Filu 'E Ferru, The Sardinian Grappa 0 Comments
Born in Sardinia, an island of wide wine tradition, filu 'e ferru is "the" distillate of Sardinian grapes par excellence, 40 degrees, transparent, permeating the mouth and pleasing the nose for its flowers, fruit and spices bouquet, it's great after a meal. It is also called abbardente (or acuardenti), “burning water” in some Sardinian regions. It has a warm golden colour thanks to the "barricade" process, of at least one year in small oak barrels, which provides the wood notes in addition to those belonging to the pomace of grapes, generally Vermentino or Vernaccia and often Cannonau. The substantial value of this distillate is its strong identity of the territory of origin.
You may taste different typology: dried, aged in barrique, flavored with licorice or with wild fennel.
It’s interesting to know that Santu Lussurgiu's FILU FERRU distillate graphic design was awarded with the silver label at the 23rd Vinitaly Design Int'l Packaging Competition - 2019.
In fact the 6 labels of the distilled abbardente show six different subjects of the Lussurgesi iron masters art:
- the coffee grinder, to mill coffee and pepper;
- the scissors to shear the wool, representing the bucolic world;
- the door knocker;
- the mounting to steer the horse and guide it in the right direction;
- the knife, a tool for shepherds’ daily use for everything they have to do;
- the master brand for fire branding, which ensured the cattle identification in case of rustling, in the agro-pastoral world where the cattle represent a primary good.
The story of the origin of the filu ‘e ferru name, comes from mid nineteenth century when, with the Sella law of June 1874, home distilling was forbidden so shepherds and peasants, who illegally produced the filu ‘e ferru, to avoid confiscation by dae sa fortza, (financial police or Carabinieri), hid the still and the bottles under the ground in the countryside. But to identify the place where they had buried them, they tied to the neck of the bottles and to the still an iron wire leaving one or more wire ends out of the ground. From here the literal translation to the italian "Filo di Ferro" or, in Sardininan, "Filu 'e Ferru".

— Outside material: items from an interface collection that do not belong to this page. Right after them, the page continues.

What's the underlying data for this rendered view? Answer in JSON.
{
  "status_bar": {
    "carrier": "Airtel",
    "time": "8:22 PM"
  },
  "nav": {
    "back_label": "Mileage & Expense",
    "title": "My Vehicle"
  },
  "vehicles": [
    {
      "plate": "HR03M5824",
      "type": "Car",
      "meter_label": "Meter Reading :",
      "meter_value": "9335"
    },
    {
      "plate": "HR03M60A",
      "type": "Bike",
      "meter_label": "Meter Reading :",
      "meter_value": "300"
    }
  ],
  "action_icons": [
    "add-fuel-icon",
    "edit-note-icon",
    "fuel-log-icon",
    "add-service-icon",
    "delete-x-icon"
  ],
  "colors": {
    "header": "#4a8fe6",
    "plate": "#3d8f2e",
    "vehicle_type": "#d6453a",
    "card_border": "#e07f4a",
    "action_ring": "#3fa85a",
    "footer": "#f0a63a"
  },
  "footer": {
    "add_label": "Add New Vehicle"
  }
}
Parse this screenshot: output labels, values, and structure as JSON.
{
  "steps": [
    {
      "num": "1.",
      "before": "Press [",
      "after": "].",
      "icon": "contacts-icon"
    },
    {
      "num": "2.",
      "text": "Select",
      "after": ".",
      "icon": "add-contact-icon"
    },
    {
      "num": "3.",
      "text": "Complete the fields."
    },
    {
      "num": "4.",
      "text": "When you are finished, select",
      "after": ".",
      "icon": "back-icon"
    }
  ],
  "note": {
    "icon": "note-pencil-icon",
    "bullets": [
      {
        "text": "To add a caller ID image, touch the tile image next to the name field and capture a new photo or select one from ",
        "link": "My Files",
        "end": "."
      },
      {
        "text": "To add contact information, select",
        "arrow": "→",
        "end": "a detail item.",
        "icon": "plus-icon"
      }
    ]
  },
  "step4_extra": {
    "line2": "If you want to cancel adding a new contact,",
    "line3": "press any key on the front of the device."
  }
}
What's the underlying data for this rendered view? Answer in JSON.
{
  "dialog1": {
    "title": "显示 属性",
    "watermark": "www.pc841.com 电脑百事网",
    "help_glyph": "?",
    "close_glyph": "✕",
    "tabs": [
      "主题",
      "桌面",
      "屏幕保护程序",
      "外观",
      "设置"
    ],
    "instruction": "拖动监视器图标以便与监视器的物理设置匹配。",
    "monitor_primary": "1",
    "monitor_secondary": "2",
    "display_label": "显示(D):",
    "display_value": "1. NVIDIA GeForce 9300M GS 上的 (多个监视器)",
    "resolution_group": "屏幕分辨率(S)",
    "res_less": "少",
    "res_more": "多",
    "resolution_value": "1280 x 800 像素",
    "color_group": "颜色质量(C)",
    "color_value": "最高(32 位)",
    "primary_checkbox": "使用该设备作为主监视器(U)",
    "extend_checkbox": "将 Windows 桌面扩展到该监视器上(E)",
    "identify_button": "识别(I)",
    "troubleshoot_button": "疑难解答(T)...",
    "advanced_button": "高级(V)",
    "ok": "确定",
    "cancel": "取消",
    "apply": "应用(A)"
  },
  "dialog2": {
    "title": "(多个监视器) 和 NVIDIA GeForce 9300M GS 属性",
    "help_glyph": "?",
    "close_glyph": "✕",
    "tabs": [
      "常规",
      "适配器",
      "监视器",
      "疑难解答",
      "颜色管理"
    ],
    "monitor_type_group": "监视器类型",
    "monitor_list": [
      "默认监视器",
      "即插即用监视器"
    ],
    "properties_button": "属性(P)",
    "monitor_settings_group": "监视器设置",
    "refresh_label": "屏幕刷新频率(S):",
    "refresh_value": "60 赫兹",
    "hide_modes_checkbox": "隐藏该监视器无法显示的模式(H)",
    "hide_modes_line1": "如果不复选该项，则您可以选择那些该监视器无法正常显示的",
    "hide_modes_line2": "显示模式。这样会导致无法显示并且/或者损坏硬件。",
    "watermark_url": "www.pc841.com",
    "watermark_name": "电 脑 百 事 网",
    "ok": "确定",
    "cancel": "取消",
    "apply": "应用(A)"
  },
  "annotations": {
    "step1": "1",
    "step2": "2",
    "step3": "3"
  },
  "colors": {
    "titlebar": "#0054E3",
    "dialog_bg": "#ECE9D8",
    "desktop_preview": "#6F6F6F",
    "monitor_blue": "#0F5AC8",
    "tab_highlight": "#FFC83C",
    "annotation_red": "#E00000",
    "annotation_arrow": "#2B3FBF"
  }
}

A beautiful Romanesque poem by Carlo Giannelli, an estimator of the Sardinian product, wonderfully portrays the filu ‘e ferru story:
Pe' fregà er Dazio e avè pieno er bricco,
che fà er pastore ner chiuso de "sa lolla"?
...Co' le mano...strizza la mammella...
...mentre lo sguardo fissa...l'allambicco!
Quanno che dar vitigno...goccia doppo goccia,
sorte "er core" da l'amato tralcio,
...cor profumo anniscosto da l'odor de cacio...
...distilla tranquillo...più de 'na boccia!
Pe' evità, poi, d'avè li piedi a mollo...
je lega 'n fil de ferro intorno ar collo...
nisconne le bocce ne le fratte der terreno,
...lassanno 'n filo fora...ar più der meno!
Quanno, che poi, se sente sazzio e fiero...
...pe' la cordula magnata in sieme ar pecorino...
..e pe' le costolette de capra e porcellino,
sorte de fora a ripescar quer ferro!
To cheat the taxes and having the bottle full,
what does the shepherd do under his porch?
…With his hands … he is milking the udder…
While with his eyes are watching… the distiller!
When from the grapes… drop after drop,
the “heart” of the beloved fruit comes out,
with its scent covered by the cheese smell…
…he quietly distills … one bottle and more!
To avoid remaining without it…
He ties a wire around the bottle neck …
hides the bottles in the ravines of the ground
…leaving outside the wire…
When then he feels satiated and proud …
…for eating sa cordula with pecorino cheese,
and goat and piglet ribs,
he goes out to rescue that iron!
written by Daniela Toti